I remember that they called for some sort of code. I remember wondering whether the code was for me. I also remember convulsing, and feeling a hand on my shaking leg and a voice saying, “It’s okay.” The next thing I remember was a near death experience, and then waking up to a dark room, puzzled.
According to Cindy, there was a crash cart. How did she know? Was bringing one standard when they called for a code? Did they use it?
From the few medical TV shows I’d watched, I equated the crash cart with a defibrillator, which involved paddles to jump-start the heart. Did they shock me? I couldn’t remember. Cindy asked whether I had burn marks on my skin—I didn’t. “Then they didn’t use it.”
I reacted with mixed feelings—relief and disappointment. I felt a twinge of excitement at the idea of doctors and nurses swarming around, someone calling out “Clear!” and applying the paddles. But the thought of having it apply to me was a different story. The relief overtook and overwhelmed the disappointment.
I wrote about the seizure that led to the code, the nurses and doctors swarming around me. I recalled convulsing and someone telling me it was okay as they patted my leg. The subsequent near death experience remained clear in my mind. Writing about the incident reminded me of a discussion about whether they should cut through my bra—I wanted to tell them to undo it, rather than cut it off—I couldn’t.

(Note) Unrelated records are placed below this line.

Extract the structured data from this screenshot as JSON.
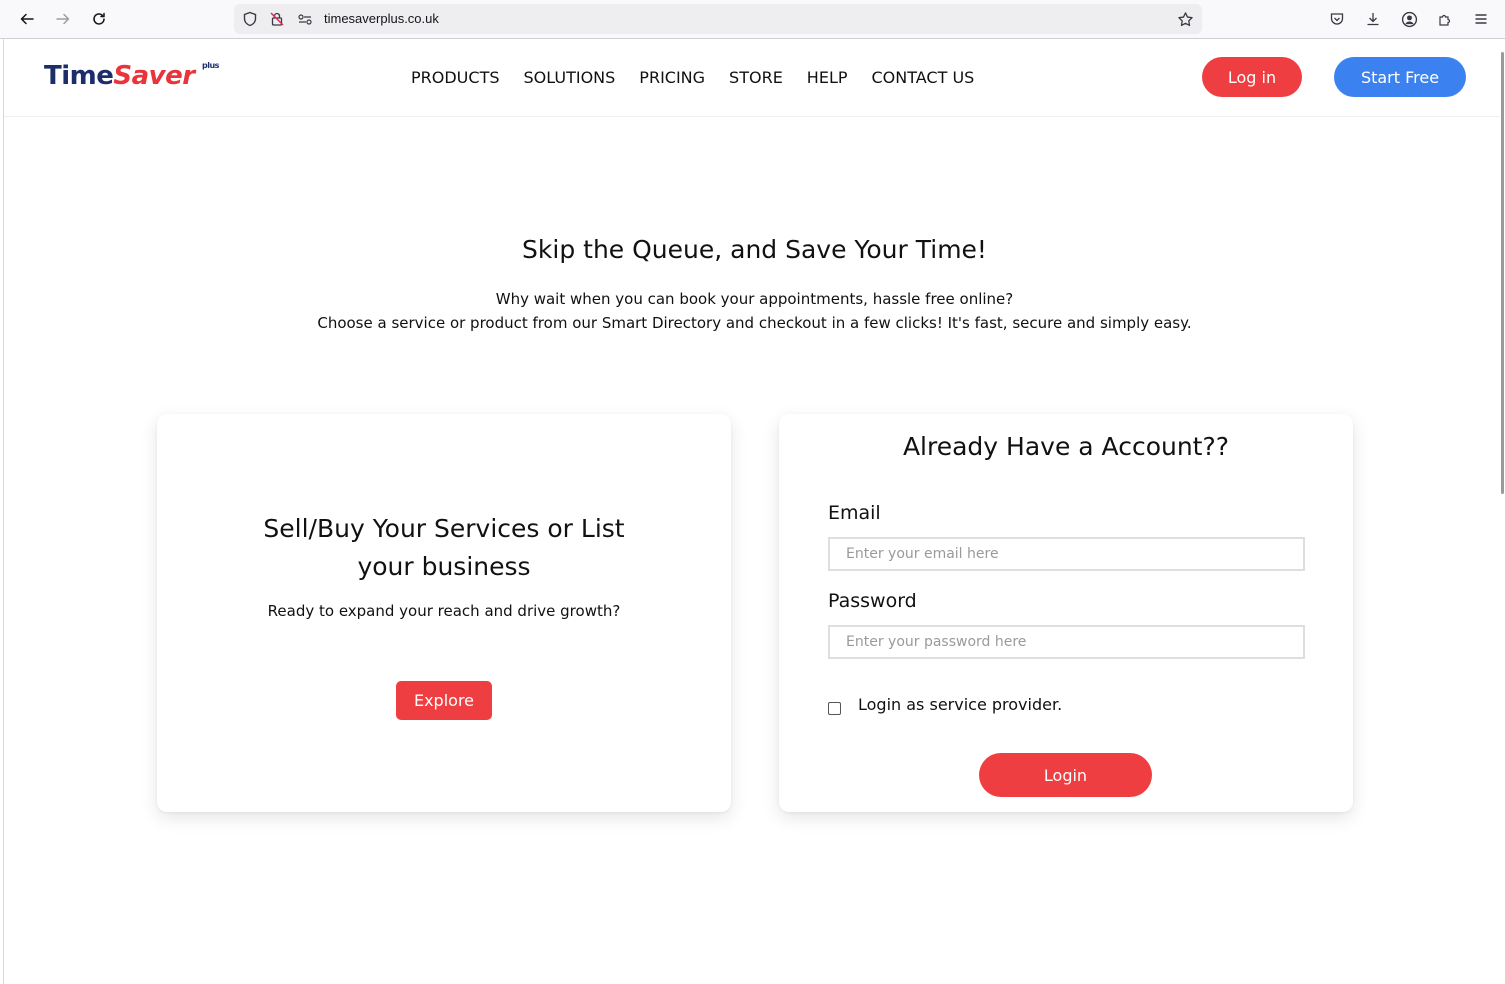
{
  "browser": {
    "url": "timesaverplus.co.uk"
  },
  "brand": {
    "logo_time": "Time",
    "logo_saver": "Saver",
    "logo_plus": "plus",
    "primary_red": "#ef3e42",
    "primary_blue": "#3b82f0",
    "logo_navy": "#1c2d6b"
  },
  "header": {
    "menu": [
      "PRODUCTS",
      "SOLUTIONS",
      "PRICING",
      "STORE",
      "HELP",
      "CONTACT US"
    ],
    "login_label": "Log in",
    "start_label": "Start Free"
  },
  "hero": {
    "title": "Skip the Queue, and Save Your Time!",
    "line1": "Why wait when you can book your appointments, hassle free online?",
    "line2": "Choose a service or product from our Smart Directory and checkout in a few clicks! It's fast, secure and simply easy."
  },
  "sell_card": {
    "title_line1": "Sell/Buy Your Services or List",
    "title_line2": "your business",
    "subtitle": "Ready to expand your reach and drive growth?",
    "explore_label": "Explore"
  },
  "login_card": {
    "title": "Already Have a Account??",
    "email_label": "Email",
    "email_placeholder": "Enter your email here",
    "email_value": "",
    "password_label": "Password",
    "password_placeholder": "Enter your password here",
    "password_value": "",
    "provider_label": "Login as service provider.",
    "provider_checked": false,
    "login_label": "Login"
  }
}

But all memory of my exchange with Cindy and the crash cart disappeared. Until a few nights ago. As I was falling asleep, thoughts about the crash cart surfaced. Had they used the defibrillator on me after all? The possibility scared me. But why? Was it that medical show I watched before I went to bed? Doctors and nurses swarmed, one of the doctors rubbed gel on the paddles, called out “Clear!” and applied the paddles to the patient’s chest. His body jumped. They applied the paddles again and again. But to no avail. Immersed in the story, I experienced the same dejection exhibited by the medical-types surrounding the now-deceased patient.

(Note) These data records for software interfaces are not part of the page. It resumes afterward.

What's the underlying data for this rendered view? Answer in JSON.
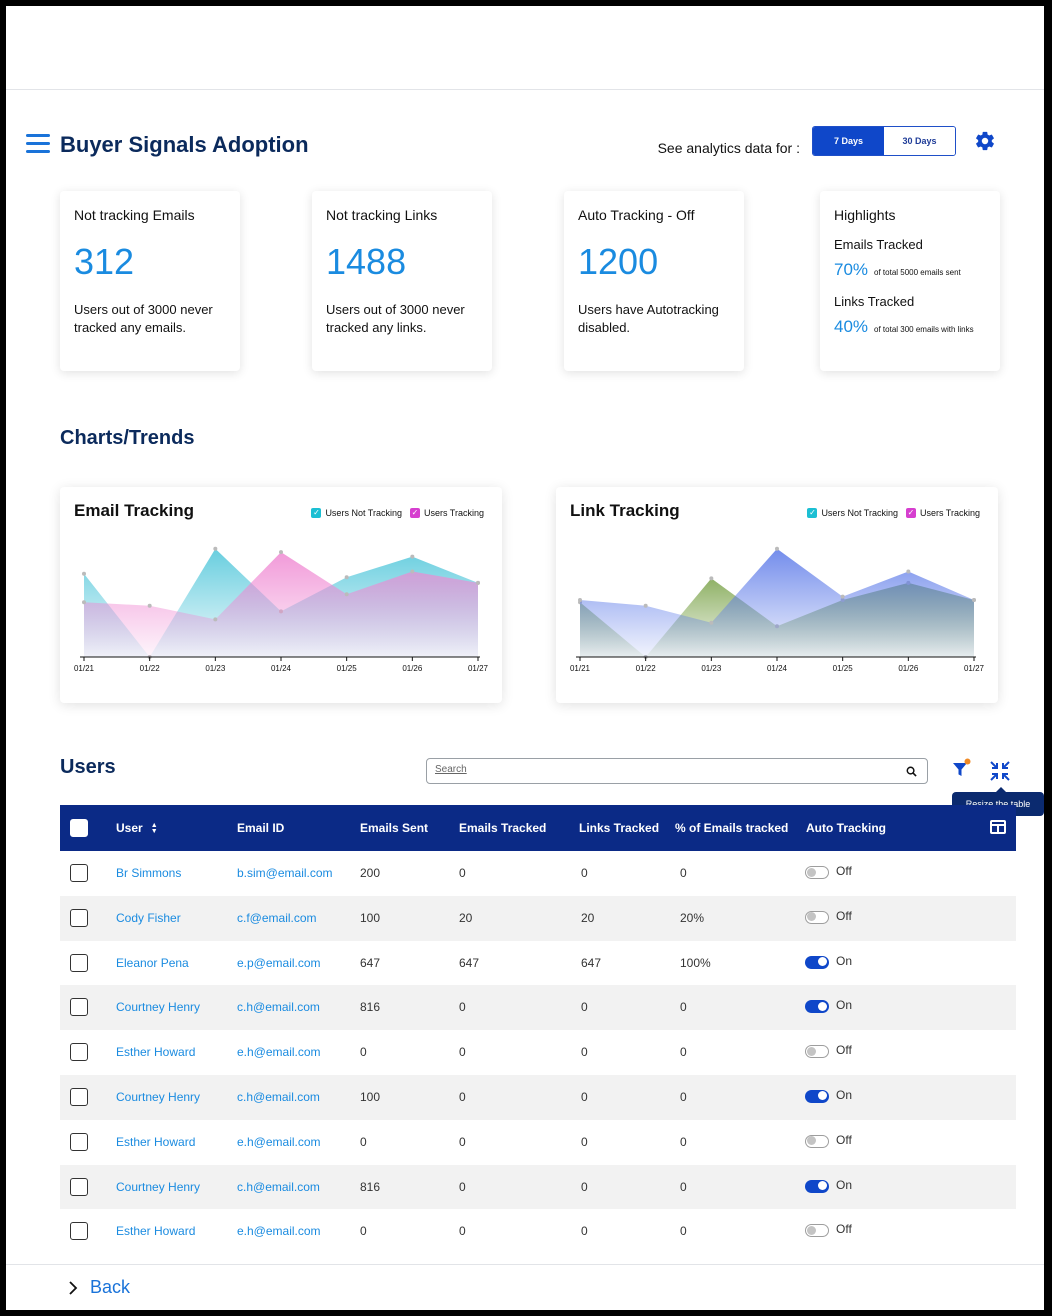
{
  "header": {
    "title": "Buyer Signals Adoption",
    "analytics_label": "See analytics data for :",
    "ranges": [
      "7 Days",
      "30 Days"
    ],
    "active_range": "7 Days"
  },
  "cards": [
    {
      "title": "Not tracking Emails",
      "value": "312",
      "desc": "Users out of  3000 never tracked any emails."
    },
    {
      "title": "Not tracking Links",
      "value": "1488",
      "desc": "Users out of  3000 never tracked any links."
    },
    {
      "title": "Auto Tracking - Off",
      "value": "1200",
      "desc": "Users have Autotracking disabled."
    }
  ],
  "highlights": {
    "title": "Highlights",
    "emails_label": "Emails Tracked",
    "emails_pct": "70%",
    "emails_note": "of total 5000 emails sent",
    "links_label": "Links Tracked",
    "links_pct": "40%",
    "links_note": "of total 300 emails with links"
  },
  "charts_section": {
    "title": "Charts/Trends"
  },
  "colors": {
    "primary": "#0f47c9",
    "navy": "#0b2a86",
    "accent_blue": "#1a8be0",
    "not_tracking": "#1cbfd3",
    "tracking": "#d63fcf"
  },
  "chart_data": [
    {
      "type": "area",
      "title": "Email Tracking",
      "x": [
        "01/21",
        "01/22",
        "01/23",
        "01/24",
        "01/25",
        "01/26",
        "01/27"
      ],
      "series": [
        {
          "name": "Users Not Tracking",
          "color": "#4dc5d9",
          "values": [
            73,
            0,
            95,
            40,
            70,
            88,
            65
          ]
        },
        {
          "name": "Users Tracking",
          "color": "#ef88d2",
          "values": [
            48,
            45,
            33,
            92,
            55,
            75,
            65
          ]
        }
      ],
      "legend": "top-right",
      "ylim": [
        0,
        100
      ]
    },
    {
      "type": "area",
      "title": "Link Tracking",
      "x": [
        "01/21",
        "01/22",
        "01/23",
        "01/24",
        "01/25",
        "01/26",
        "01/27"
      ],
      "series": [
        {
          "name": "Users Not Tracking",
          "color": "#7ba34a",
          "values": [
            48,
            0,
            69,
            27,
            50,
            65,
            50
          ]
        },
        {
          "name": "Users Tracking",
          "color": "#5a78e8",
          "values": [
            50,
            45,
            30,
            95,
            53,
            75,
            50
          ]
        }
      ],
      "legend": "top-right",
      "ylim": [
        0,
        100
      ]
    }
  ],
  "users": {
    "title": "Users",
    "search_placeholder": "Search",
    "tooltip": "Resize the table",
    "columns": [
      "User",
      "Email ID",
      "Emails Sent",
      "Emails Tracked",
      "Links Tracked",
      "% of Emails tracked",
      "Auto Tracking"
    ],
    "rows": [
      {
        "name": "Br Simmons",
        "email": "b.sim@email.com",
        "sent": "200",
        "tracked": "0",
        "links": "0",
        "pct": "0",
        "auto": "Off"
      },
      {
        "name": "Cody Fisher",
        "email": "c.f@email.com",
        "sent": "100",
        "tracked": "20",
        "links": "20",
        "pct": "20%",
        "auto": "Off"
      },
      {
        "name": "Eleanor Pena",
        "email": "e.p@email.com",
        "sent": "647",
        "tracked": "647",
        "links": "647",
        "pct": "100%",
        "auto": "On"
      },
      {
        "name": "Courtney Henry",
        "email": "c.h@email.com",
        "sent": "816",
        "tracked": "0",
        "links": "0",
        "pct": "0",
        "auto": "On"
      },
      {
        "name": "Esther Howard",
        "email": "e.h@email.com",
        "sent": "0",
        "tracked": "0",
        "links": "0",
        "pct": "0",
        "auto": "Off"
      },
      {
        "name": "Courtney Henry",
        "email": "c.h@email.com",
        "sent": "100",
        "tracked": "0",
        "links": "0",
        "pct": "0",
        "auto": "On"
      },
      {
        "name": "Esther Howard",
        "email": "e.h@email.com",
        "sent": "0",
        "tracked": "0",
        "links": "0",
        "pct": "0",
        "auto": "Off"
      },
      {
        "name": "Courtney Henry",
        "email": "c.h@email.com",
        "sent": "816",
        "tracked": "0",
        "links": "0",
        "pct": "0",
        "auto": "On"
      },
      {
        "name": "Esther Howard",
        "email": "e.h@email.com",
        "sent": "0",
        "tracked": "0",
        "links": "0",
        "pct": "0",
        "auto": "Off"
      }
    ]
  },
  "footer": {
    "back_label": "Back"
  }
}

Could that scene have triggered my thoughts? Whatever the trigger, I slept little that night and the following night. My mind went around and around in circles. Had they needed to use it? Was Cindy right? Did that mean that it wasn’t necessary? But what if they had?
Thoughts darting around in my brain. My heart raced. Beads of sweat welled up on my upper lip and forehead. Why was I afraid? Even if they had shocked my heart, I was still here, alive. There was no reason to be afraid.
Did my body jerk like that patient’s body, as I f I was a puppet, as if someone else was pulling the strings? Like those times when I simple partial seizures, when I was aware, but had no control over my body. The thought scared me. No, it terrified me, like it did all those years ago during those seizures.
During the daytime when I tried to figure it out, I felt no fear. All I experienced was curiosity. What was going on? Why was I obsessing over it?
I still have no answers. I don’t know why I had no trouble sleeping after that second night. As I voiced my questions to Judy, my writing coach, on the phone, I realized—I should write about it. Maybe that’ll give me answers.
I wrote–it didn’t provide answers. But I’m okay with that—I’ve had decent nights’ sleep since then.